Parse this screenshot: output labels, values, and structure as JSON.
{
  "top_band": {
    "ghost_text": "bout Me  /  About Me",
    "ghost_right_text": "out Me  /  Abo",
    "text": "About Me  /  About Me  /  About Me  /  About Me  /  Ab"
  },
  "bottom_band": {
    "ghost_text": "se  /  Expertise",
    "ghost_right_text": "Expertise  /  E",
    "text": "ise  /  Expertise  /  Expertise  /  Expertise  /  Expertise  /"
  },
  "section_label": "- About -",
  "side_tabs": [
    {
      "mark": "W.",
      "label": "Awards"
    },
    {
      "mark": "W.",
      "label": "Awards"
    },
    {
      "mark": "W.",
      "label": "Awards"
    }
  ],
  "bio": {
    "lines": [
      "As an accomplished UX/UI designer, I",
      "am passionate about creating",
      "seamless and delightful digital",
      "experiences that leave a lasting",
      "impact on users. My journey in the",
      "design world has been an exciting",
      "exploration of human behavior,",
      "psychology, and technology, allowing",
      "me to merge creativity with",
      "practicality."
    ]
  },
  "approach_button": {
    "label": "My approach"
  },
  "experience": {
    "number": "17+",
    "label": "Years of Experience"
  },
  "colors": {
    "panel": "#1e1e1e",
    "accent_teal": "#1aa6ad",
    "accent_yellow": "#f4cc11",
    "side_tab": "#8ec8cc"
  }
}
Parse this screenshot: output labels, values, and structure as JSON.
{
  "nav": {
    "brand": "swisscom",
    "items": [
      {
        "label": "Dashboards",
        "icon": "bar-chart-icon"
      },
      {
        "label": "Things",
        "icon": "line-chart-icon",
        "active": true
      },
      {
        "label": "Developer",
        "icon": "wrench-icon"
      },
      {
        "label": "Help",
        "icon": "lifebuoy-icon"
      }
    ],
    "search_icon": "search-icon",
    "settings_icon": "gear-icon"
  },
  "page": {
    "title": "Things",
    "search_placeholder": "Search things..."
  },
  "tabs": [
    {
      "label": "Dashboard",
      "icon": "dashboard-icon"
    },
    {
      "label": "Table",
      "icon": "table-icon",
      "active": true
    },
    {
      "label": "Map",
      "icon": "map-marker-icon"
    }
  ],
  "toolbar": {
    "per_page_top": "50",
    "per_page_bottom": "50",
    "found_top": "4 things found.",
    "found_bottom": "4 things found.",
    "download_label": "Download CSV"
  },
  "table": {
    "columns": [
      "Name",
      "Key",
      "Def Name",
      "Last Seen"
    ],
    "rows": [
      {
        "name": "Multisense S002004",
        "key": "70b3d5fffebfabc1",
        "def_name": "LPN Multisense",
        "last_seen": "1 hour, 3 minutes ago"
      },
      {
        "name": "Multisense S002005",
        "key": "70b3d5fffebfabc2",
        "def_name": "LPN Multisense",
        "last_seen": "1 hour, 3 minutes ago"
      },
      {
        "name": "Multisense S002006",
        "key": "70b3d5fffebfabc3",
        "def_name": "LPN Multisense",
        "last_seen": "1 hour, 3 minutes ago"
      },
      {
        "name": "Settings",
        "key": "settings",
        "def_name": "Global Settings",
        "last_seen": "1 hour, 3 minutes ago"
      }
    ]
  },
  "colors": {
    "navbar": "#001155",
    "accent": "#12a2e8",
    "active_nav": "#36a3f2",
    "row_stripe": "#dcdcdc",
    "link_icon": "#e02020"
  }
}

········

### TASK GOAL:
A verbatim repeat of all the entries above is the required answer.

### ANSWER FOR THE TASK:
Parse this screenshot: output labels, values, and structure as JSON.
{
  "top_band": {
    "ghost_text": "bout Me  /  About Me",
    "ghost_right_text": "out Me  /  Abo",
    "text": "About Me  /  About Me  /  About Me  /  About Me  /  Ab"
  },
  "bottom_band": {
    "ghost_text": "se  /  Expertise",
    "ghost_right_text": "Expertise  /  E",
    "text": "ise  /  Expertise  /  Expertise  /  Expertise  /  Expertise  /"
  },
  "section_label": "- About -",
  "side_tabs": [
    {
      "mark": "W.",
      "label": "Awards"
    },
    {
      "mark": "W.",
      "label": "Awards"
    },
    {
      "mark": "W.",
      "label": "Awards"
    }
  ],
  "bio": {
    "lines": [
      "As an accomplished UX/UI designer, I",
      "am passionate about creating",
      "seamless and delightful digital",
      "experiences that leave a lasting",
      "impact on users. My journey in the",
      "design world has been an exciting",
      "exploration of human behavior,",
      "psychology, and technology, allowing",
      "me to merge creativity with",
      "practicality."
    ]
  },
  "approach_button": {
    "label": "My approach"
  },
  "experience": {
    "number": "17+",
    "label": "Years of Experience"
  },
  "colors": {
    "panel": "#1e1e1e",
    "accent_teal": "#1aa6ad",
    "accent_yellow": "#f4cc11",
    "side_tab": "#8ec8cc"
  }
}
Parse this screenshot: output labels, values, and structure as JSON.
{
  "nav": {
    "brand": "swisscom",
    "items": [
      {
        "label": "Dashboards",
        "icon": "bar-chart-icon"
      },
      {
        "label": "Things",
        "icon": "line-chart-icon",
        "active": true
      },
      {
        "label": "Developer",
        "icon": "wrench-icon"
      },
      {
        "label": "Help",
        "icon": "lifebuoy-icon"
      }
    ],
    "search_icon": "search-icon",
    "settings_icon": "gear-icon"
  },
  "page": {
    "title": "Things",
    "search_placeholder": "Search things..."
  },
  "tabs": [
    {
      "label": "Dashboard",
      "icon": "dashboard-icon"
    },
    {
      "label": "Table",
      "icon": "table-icon",
      "active": true
    },
    {
      "label": "Map",
      "icon": "map-marker-icon"
    }
  ],
  "toolbar": {
    "per_page_top": "50",
    "per_page_bottom": "50",
    "found_top": "4 things found.",
    "found_bottom": "4 things found.",
    "download_label": "Download CSV"
  },
  "table": {
    "columns": [
      "Name",
      "Key",
      "Def Name",
      "Last Seen"
    ],
    "rows": [
      {
        "name": "Multisense S002004",
        "key": "70b3d5fffebfabc1",
        "def_name": "LPN Multisense",
        "last_seen": "1 hour, 3 minutes ago"
      },
      {
        "name": "Multisense S002005",
        "key": "70b3d5fffebfabc2",
        "def_name": "LPN Multisense",
        "last_seen": "1 hour, 3 minutes ago"
      },
      {
        "name": "Multisense S002006",
        "key": "70b3d5fffebfabc3",
        "def_name": "LPN Multisense",
        "last_seen": "1 hour, 3 minutes ago"
      },
      {
        "name": "Settings",
        "key": "settings",
        "def_name": "Global Settings",
        "last_seen": "1 hour, 3 minutes ago"
      }
    ]
  },
  "colors": {
    "navbar": "#001155",
    "accent": "#12a2e8",
    "active_nav": "#36a3f2",
    "row_stripe": "#dcdcdc",
    "link_icon": "#e02020"
  }
}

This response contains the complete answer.